[TASK PROMPT]
An exact reproduction of the records is required, with all images left out.

[LISTED ENTRIES]
Start of Block

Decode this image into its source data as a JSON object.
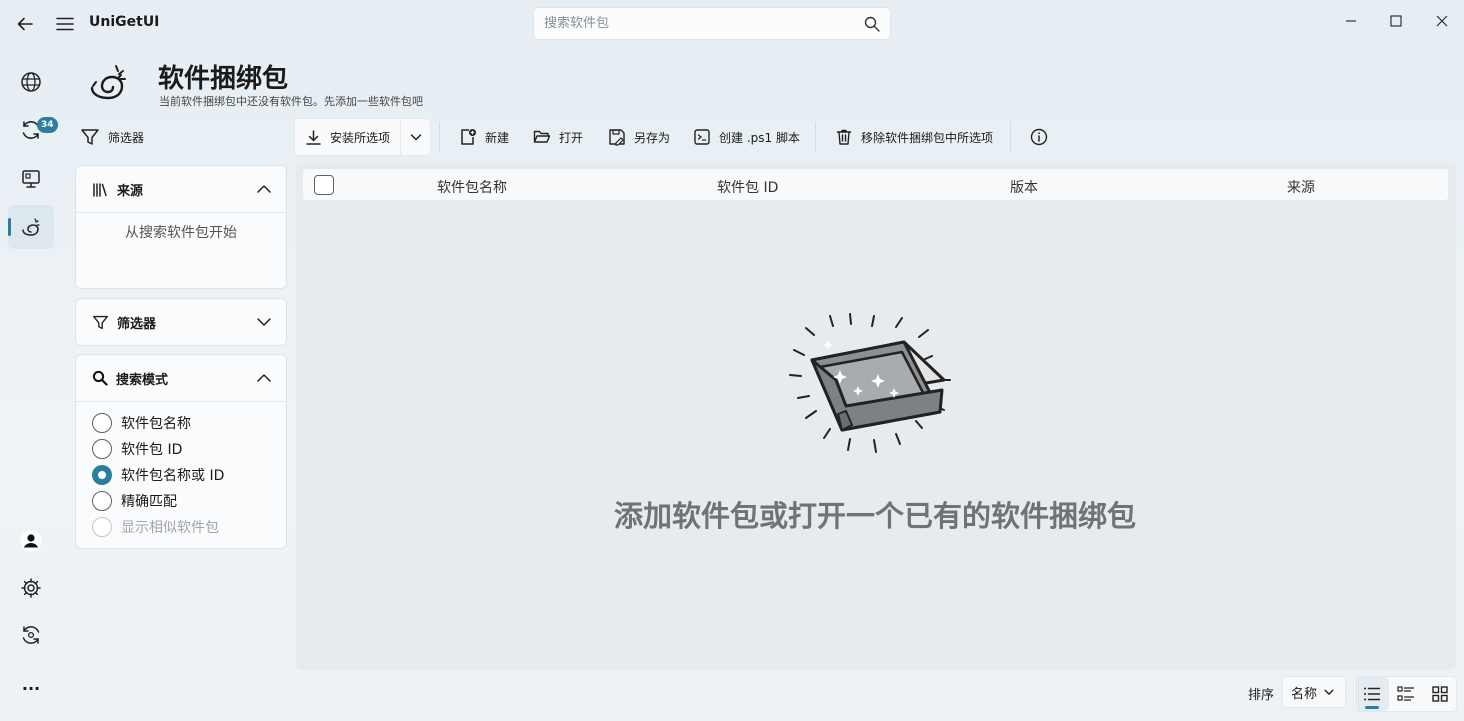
{
  "app": {
    "title": "UniGetUI",
    "search_placeholder": "搜索软件包"
  },
  "nav": {
    "updates_badge": "34",
    "more_label": "..."
  },
  "page": {
    "title": "软件捆绑包",
    "subtitle": "当前软件捆绑包中还没有软件包。先添加一些软件包吧"
  },
  "filters_toggle": "筛选器",
  "toolbar": {
    "install": "安装所选项",
    "new": "新建",
    "open": "打开",
    "save_as": "另存为",
    "create_ps1": "创建 .ps1 脚本",
    "remove": "移除软件捆绑包中所选项"
  },
  "sources_panel": {
    "title": "来源",
    "empty": "从搜索软件包开始"
  },
  "filters_panel": {
    "title": "筛选器"
  },
  "search_mode_panel": {
    "title": "搜索模式",
    "options": [
      {
        "label": "软件包名称",
        "checked": false,
        "disabled": false
      },
      {
        "label": "软件包 ID",
        "checked": false,
        "disabled": false
      },
      {
        "label": "软件包名称或 ID",
        "checked": true,
        "disabled": false
      },
      {
        "label": "精确匹配",
        "checked": false,
        "disabled": false
      },
      {
        "label": "显示相似软件包",
        "checked": false,
        "disabled": true
      }
    ]
  },
  "table": {
    "columns": [
      "软件包名称",
      "软件包 ID",
      "版本",
      "来源"
    ]
  },
  "empty_state": "添加软件包或打开一个已有的软件捆绑包",
  "footer": {
    "sort_label": "排序",
    "sort_value": "名称"
  },
  "colors": {
    "accent": "#2a7f9e"
  }
}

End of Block

[RESPONSE AREA]
Decode this image into its source data as a JSON object.
{
  "app": {
    "title": "UniGetUI",
    "search_placeholder": "搜索软件包"
  },
  "nav": {
    "updates_badge": "34",
    "more_label": "..."
  },
  "page": {
    "title": "软件捆绑包",
    "subtitle": "当前软件捆绑包中还没有软件包。先添加一些软件包吧"
  },
  "filters_toggle": "筛选器",
  "toolbar": {
    "install": "安装所选项",
    "new": "新建",
    "open": "打开",
    "save_as": "另存为",
    "create_ps1": "创建 .ps1 脚本",
    "remove": "移除软件捆绑包中所选项"
  },
  "sources_panel": {
    "title": "来源",
    "empty": "从搜索软件包开始"
  },
  "filters_panel": {
    "title": "筛选器"
  },
  "search_mode_panel": {
    "title": "搜索模式",
    "options": [
      {
        "label": "软件包名称",
        "checked": false,
        "disabled": false
      },
      {
        "label": "软件包 ID",
        "checked": false,
        "disabled": false
      },
      {
        "label": "软件包名称或 ID",
        "checked": true,
        "disabled": false
      },
      {
        "label": "精确匹配",
        "checked": false,
        "disabled": false
      },
      {
        "label": "显示相似软件包",
        "checked": false,
        "disabled": true
      }
    ]
  },
  "table": {
    "columns": [
      "软件包名称",
      "软件包 ID",
      "版本",
      "来源"
    ]
  },
  "empty_state": "添加软件包或打开一个已有的软件捆绑包",
  "footer": {
    "sort_label": "排序",
    "sort_value": "名称"
  },
  "colors": {
    "accent": "#2a7f9e"
  }
}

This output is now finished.